LC–MS analysis. The intermediate products in the MB degradation were examined through liquid chromatography–mass spectrometry (LC–MS) experiments. The mass spectra of an aqueous MB solution after photocatalytic reaction (25 min) with the TTOC-2 nanocomposite are presented in Supplementary Figure S15. The characteristic m/z 284 of MB was hardly observed in the mass spectrum collected after photodegradation. The high-energy electrons and OH• are responsible for the deterioration of MB. Structures of the MB degradation intermediate products were proposed on the basis of their m/z ratios. The direct hydroxylation of MB is dominant, and products at m/z ratios of 338 and 384, which are greater than that of MB, were obtained. The other hydroxylated and demethylated products were detected at m/z ratios of 325, 265, and 255. The degradation products at m/z ratios of 295 and 312 were obtained through rupture of the C– C bonds by OH• radicals (oxidation reaction). The successful rupture of the MB molecule was supported by the presence of smaller m/z peaks at 110, 168, 177, and 217. The presence of the peaks at m/z ratios of 145 and 102 indicates the complete breaking up of aromatic rings in MB. The smaller fragmented products lead to total degradation of the MB molecules into nontoxic acids (e.g., acetic acid and oxalic acid) or to mineralized inorganic substances (e.g., CO2, H2O, SO42−, and NO3−). A possible pathway of MB degradation based on the intermediate products obtained in the mass spectra is displayed in Supplementary Figure S16. The results thus confirm the effectiveness of the as-prepared nanocomposites as photocatalysts for MB dye degradation.

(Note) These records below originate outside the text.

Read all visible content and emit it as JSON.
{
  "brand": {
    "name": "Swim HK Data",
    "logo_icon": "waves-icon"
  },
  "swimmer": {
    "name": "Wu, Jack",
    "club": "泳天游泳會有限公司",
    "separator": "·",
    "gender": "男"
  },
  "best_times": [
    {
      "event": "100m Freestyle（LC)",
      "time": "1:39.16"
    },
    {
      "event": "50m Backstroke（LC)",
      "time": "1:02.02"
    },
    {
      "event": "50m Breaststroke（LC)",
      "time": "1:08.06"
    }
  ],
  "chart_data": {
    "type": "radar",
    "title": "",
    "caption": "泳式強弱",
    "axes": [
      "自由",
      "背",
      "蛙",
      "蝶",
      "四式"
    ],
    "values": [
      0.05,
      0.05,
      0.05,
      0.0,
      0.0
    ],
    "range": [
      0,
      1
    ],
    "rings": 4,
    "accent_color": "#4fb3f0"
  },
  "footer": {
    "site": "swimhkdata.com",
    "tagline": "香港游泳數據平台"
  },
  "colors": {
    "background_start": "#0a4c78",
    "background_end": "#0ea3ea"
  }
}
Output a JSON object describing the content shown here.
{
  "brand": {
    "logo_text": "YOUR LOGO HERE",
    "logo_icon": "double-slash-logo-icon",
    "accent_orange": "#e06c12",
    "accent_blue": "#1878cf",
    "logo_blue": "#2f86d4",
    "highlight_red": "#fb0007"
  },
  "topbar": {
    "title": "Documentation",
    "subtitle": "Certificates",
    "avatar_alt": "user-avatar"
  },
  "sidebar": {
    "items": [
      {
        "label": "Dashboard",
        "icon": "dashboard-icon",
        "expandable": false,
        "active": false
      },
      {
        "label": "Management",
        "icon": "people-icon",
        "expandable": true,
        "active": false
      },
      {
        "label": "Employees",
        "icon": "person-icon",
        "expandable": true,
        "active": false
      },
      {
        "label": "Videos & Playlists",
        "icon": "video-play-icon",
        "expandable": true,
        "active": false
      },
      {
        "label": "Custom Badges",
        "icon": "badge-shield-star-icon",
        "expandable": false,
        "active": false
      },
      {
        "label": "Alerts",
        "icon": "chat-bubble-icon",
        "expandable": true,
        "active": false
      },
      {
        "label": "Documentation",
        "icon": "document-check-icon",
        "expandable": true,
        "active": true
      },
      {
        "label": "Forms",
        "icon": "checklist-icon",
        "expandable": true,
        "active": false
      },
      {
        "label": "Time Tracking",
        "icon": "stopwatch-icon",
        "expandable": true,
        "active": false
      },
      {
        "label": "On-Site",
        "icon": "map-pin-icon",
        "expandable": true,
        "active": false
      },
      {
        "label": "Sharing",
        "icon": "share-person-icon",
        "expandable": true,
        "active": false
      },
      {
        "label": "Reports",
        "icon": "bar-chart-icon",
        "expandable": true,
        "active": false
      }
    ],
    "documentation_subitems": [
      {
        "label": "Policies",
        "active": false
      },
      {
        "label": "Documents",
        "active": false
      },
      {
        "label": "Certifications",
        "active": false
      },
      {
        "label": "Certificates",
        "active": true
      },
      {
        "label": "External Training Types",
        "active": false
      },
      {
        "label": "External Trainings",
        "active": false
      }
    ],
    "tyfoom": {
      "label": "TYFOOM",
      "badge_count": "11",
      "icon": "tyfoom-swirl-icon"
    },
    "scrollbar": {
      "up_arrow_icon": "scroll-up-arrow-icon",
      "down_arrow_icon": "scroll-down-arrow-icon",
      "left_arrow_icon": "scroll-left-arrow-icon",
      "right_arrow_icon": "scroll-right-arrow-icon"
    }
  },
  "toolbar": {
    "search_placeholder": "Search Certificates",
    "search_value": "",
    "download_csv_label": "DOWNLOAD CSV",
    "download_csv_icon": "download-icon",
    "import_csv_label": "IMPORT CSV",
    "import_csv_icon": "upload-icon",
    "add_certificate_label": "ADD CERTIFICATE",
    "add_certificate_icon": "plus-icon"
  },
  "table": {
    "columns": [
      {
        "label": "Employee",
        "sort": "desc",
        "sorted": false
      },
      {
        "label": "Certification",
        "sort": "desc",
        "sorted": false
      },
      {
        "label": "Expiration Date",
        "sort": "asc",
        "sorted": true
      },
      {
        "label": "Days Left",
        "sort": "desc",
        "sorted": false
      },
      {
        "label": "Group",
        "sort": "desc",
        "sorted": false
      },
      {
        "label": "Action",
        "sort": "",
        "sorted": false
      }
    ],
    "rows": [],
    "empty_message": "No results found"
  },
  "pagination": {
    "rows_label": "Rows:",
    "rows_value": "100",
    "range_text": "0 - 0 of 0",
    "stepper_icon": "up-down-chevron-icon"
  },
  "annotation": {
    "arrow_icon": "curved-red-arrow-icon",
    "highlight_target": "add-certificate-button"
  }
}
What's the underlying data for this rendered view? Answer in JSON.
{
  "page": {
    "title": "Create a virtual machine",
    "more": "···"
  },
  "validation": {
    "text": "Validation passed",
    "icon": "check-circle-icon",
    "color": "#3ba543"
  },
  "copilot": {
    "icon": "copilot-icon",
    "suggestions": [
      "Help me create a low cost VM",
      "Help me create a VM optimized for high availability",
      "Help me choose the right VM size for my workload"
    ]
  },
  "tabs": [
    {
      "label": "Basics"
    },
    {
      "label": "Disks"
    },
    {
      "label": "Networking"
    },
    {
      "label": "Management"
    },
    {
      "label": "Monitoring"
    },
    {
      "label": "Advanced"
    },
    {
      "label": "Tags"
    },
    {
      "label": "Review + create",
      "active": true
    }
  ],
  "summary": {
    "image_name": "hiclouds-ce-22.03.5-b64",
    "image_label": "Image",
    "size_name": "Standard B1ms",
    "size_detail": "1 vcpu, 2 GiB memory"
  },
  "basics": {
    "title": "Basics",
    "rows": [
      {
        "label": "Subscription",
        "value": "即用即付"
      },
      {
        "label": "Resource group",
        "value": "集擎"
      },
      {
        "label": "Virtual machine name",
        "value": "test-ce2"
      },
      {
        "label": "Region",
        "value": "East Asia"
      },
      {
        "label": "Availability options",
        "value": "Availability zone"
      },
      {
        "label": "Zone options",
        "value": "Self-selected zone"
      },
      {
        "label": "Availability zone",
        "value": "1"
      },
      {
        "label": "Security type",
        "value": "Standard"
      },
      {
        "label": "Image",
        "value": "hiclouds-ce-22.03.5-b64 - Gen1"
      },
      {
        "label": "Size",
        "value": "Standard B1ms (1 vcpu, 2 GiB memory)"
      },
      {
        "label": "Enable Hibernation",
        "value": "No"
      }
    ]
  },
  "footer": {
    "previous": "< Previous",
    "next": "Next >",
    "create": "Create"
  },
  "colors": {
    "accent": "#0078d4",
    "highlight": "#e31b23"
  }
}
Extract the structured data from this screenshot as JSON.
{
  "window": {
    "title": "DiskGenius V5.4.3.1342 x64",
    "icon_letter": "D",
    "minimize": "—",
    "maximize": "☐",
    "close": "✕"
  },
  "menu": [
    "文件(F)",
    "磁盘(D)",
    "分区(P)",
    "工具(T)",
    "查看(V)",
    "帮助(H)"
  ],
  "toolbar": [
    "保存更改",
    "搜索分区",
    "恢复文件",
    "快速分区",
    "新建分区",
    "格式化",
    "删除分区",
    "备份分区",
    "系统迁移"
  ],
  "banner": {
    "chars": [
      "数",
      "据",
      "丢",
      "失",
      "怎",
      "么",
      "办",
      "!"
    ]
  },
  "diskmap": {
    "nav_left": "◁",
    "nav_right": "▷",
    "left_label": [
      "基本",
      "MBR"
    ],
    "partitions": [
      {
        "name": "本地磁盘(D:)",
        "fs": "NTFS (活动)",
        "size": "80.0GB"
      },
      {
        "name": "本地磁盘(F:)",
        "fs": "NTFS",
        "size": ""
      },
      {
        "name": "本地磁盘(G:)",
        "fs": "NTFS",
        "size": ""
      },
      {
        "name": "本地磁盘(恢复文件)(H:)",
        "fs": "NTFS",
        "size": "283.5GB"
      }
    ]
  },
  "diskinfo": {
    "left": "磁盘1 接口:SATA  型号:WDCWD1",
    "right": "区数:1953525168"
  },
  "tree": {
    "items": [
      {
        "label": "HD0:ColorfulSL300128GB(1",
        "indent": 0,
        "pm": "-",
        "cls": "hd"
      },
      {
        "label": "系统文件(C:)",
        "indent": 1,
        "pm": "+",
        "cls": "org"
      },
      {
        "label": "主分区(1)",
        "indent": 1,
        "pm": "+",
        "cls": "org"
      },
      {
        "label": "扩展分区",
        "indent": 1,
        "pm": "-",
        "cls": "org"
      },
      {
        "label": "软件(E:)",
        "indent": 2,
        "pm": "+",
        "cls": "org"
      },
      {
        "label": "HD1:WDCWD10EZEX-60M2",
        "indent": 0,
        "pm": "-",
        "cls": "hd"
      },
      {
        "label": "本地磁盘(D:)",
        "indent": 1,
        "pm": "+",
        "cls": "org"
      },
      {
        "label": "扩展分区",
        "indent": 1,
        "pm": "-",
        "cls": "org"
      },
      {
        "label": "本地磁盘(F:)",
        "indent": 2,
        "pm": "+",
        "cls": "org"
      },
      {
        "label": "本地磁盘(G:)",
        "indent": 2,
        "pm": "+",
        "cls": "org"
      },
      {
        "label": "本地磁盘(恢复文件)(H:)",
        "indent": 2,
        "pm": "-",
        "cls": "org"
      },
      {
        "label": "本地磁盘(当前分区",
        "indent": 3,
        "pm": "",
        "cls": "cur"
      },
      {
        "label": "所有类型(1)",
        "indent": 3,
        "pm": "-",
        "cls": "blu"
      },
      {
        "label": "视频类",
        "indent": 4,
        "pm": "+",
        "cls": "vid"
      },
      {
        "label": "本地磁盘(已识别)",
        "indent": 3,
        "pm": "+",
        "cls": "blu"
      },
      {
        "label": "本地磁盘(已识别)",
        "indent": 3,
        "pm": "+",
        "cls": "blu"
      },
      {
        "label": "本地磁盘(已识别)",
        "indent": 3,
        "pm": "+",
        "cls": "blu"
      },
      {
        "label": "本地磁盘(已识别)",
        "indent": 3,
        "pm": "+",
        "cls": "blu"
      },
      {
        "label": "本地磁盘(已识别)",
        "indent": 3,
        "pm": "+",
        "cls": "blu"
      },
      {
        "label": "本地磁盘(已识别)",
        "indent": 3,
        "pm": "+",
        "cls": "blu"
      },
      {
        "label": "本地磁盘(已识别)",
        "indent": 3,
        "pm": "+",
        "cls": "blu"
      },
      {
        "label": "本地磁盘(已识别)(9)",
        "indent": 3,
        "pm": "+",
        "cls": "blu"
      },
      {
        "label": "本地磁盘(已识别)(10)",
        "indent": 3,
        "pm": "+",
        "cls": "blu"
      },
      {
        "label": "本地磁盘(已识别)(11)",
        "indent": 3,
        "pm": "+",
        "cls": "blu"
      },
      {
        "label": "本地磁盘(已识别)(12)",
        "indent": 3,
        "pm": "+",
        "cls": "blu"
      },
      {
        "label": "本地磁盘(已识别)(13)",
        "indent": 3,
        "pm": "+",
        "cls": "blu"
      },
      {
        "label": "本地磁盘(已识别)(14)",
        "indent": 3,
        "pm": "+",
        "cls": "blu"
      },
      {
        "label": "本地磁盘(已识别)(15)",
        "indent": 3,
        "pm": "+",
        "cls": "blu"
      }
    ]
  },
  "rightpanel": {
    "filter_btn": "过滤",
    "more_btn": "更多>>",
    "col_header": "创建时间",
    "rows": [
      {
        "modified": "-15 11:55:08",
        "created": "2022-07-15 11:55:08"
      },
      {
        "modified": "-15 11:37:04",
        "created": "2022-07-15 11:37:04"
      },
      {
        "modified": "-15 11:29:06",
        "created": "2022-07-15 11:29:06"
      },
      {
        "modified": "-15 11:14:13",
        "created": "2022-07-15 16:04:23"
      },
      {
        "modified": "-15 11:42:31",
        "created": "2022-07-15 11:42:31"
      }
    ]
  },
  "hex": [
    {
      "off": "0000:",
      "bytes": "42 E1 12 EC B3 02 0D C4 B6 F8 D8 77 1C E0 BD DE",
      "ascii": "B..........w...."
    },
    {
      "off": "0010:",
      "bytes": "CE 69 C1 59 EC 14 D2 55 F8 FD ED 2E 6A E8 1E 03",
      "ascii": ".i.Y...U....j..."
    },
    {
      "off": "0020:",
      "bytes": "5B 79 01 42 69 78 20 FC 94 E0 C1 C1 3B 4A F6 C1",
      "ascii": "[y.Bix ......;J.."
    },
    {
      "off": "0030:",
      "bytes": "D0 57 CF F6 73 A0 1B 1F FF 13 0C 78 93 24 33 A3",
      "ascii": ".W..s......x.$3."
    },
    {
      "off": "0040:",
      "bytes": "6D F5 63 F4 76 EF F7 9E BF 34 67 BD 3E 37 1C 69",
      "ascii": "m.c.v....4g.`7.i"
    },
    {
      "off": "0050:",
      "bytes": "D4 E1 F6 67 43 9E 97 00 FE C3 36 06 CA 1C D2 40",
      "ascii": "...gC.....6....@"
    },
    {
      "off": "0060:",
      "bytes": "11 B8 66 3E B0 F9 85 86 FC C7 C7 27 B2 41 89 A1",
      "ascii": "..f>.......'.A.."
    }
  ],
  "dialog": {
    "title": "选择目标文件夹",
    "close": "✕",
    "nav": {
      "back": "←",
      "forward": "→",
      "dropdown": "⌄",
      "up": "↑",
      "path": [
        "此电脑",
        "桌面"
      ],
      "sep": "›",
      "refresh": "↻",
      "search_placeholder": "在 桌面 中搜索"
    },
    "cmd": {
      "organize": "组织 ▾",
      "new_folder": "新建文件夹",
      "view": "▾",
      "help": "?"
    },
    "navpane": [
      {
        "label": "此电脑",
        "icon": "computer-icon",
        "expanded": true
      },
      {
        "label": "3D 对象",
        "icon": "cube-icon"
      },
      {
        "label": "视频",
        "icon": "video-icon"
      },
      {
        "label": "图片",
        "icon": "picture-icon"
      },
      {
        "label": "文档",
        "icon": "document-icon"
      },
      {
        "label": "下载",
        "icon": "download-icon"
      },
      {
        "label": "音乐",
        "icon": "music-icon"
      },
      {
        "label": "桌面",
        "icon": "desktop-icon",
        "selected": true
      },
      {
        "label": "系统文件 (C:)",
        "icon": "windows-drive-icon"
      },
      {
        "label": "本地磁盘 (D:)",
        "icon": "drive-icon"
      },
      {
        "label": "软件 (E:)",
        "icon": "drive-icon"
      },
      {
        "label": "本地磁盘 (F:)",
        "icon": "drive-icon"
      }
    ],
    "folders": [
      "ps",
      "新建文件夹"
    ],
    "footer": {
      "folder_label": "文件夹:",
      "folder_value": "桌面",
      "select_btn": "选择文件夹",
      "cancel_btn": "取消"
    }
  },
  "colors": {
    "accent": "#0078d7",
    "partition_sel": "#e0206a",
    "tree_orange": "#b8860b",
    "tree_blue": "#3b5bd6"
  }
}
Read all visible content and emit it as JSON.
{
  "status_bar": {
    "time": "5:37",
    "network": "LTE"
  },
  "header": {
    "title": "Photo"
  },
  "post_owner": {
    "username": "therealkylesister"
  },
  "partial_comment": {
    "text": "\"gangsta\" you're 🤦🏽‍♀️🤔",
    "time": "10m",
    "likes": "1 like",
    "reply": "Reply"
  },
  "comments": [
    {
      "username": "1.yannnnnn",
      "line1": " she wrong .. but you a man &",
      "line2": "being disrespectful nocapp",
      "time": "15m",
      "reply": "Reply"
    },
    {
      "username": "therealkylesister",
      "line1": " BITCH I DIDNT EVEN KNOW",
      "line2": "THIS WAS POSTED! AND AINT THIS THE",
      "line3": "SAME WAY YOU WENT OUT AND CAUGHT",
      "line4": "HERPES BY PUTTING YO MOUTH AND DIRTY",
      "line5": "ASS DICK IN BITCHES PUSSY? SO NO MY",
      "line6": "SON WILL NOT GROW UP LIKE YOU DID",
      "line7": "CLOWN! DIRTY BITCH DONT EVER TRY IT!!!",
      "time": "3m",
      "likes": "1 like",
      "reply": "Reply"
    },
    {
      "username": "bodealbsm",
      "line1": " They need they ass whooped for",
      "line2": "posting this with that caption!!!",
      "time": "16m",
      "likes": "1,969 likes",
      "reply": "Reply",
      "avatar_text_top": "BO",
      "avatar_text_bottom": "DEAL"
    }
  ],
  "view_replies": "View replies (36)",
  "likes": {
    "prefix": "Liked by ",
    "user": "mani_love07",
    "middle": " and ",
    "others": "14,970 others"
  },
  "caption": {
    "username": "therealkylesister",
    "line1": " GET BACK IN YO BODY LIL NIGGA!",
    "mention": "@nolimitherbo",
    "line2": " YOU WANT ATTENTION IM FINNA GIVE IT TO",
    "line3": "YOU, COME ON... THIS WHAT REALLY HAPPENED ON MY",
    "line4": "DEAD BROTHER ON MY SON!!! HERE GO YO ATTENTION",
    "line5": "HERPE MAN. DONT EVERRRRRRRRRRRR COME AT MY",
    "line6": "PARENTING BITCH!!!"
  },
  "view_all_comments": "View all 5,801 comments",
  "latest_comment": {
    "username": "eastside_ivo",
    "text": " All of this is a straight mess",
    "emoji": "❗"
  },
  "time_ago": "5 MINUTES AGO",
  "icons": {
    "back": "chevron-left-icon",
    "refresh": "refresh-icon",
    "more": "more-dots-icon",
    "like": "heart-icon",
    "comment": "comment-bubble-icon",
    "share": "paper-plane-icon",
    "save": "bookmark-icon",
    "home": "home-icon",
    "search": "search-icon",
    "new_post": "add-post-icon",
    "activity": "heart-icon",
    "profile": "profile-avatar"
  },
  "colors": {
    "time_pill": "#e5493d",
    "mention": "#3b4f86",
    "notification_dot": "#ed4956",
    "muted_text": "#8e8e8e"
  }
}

CB and VB edge potential was estimated to illustrate the photocatalytic mechanism of as-synthesized photocatalyst. Proposed mechanism path of photocatalytic performance was discussed in Supplementary Section 5. The schematic reaction mechanism with redox couples and energy band positions is shown in Figure 7.